Tropical Storm Debby formed off the Gulf Coast June 23 northwest of Tampa with a poorly defined center and no obvious direction of travel. But as the wind field grew wider while it remained almost stationery, the effects of the tropical moisture with persistent rainfall and wind wore away the resistance of beaches and its inhabitants.
By Monday June 25, constant battering by 20 – 40 mph wind and 10″-16″ of rain took its toll on shorelines and low lying property. Combined with high tides, a 2-3 foot storm surge poured over seawalls, rose up through storm drains and flooded streets and yards.
Saturated ground had nowhere to drain. Streets and yards remained covered with water even as the tide dropped but the surge raised the sea-level. Onshore wind pushed the sea state higher over the shore. Softened soil and gusty winds uprooted some trees and sent limbs and palm fronds flying.
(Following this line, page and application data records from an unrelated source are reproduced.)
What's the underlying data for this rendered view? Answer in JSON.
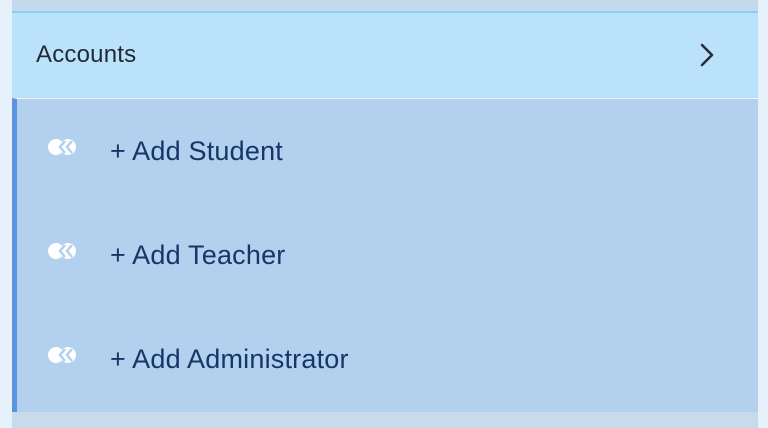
{
  "accounts": {
    "title": "Accounts",
    "chevron_icon": "chevron-right-icon"
  },
  "submenu": {
    "items": [
      {
        "label": "+ Add Student",
        "icon": "user-badge-icon"
      },
      {
        "label": "+ Add Teacher",
        "icon": "user-badge-icon"
      },
      {
        "label": "+ Add Administrator",
        "icon": "user-badge-icon"
      }
    ]
  },
  "colors": {
    "header_bg": "#bae3fb",
    "submenu_bg": "#b3d1ee",
    "accent_bar": "#5b93dd",
    "label_text": "#143768"
  }
}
Not so for the wildlife here. With loggerhead and green turtle nesting season at its peak, and a record year in progress, over 116 nests with about 100 eggs each were washed away by pounding surf and high water as the sand dunes yielded to the onslaught. Anna Maria Turtle Watch scrambled to relocate nests but were able to save only a few eggs for later replacement in the sand. The hopes for a successful hatching season were dashed. Only state-permitted staff of Anna Maria Turtle Watch and Shorebird Monitoring can handle federally protected turtles and nests. (Call 941-778-5638 if you see threatened turtles or eggs).
Valuable areas of nesting shorebirds such as skimmers and terns were inundated. Wildlife Inc responded to the desperate birds’ plight of drowned skimmer chicks, on Anna Maria Island and Longboat Key. A few lucky birds were rescued but many died in the process. Baby herons, owls and songbirds were blown from tree nests and brought to the Wildlife Education & Rehabilitation Center. (Call 941-778-6324 for wildlife rescue).
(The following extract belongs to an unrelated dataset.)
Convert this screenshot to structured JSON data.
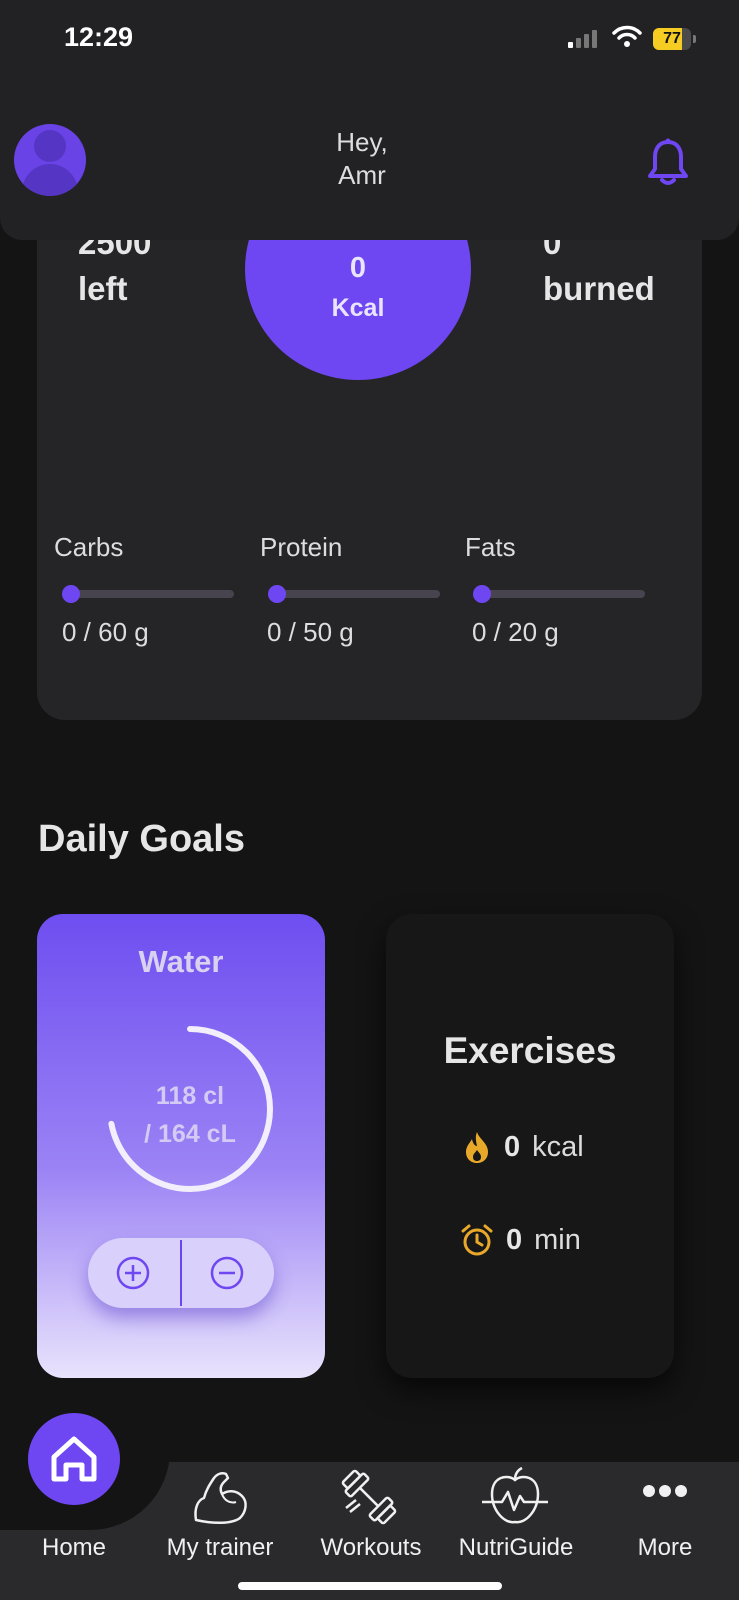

Meanwhile T.S. Debby continued to pound the Florida Gulf Coast while it slowly moved towards Cedar Key and broke rainfall records and flood levels in many areas far away from the center of what would normally be considered a minor strength storm.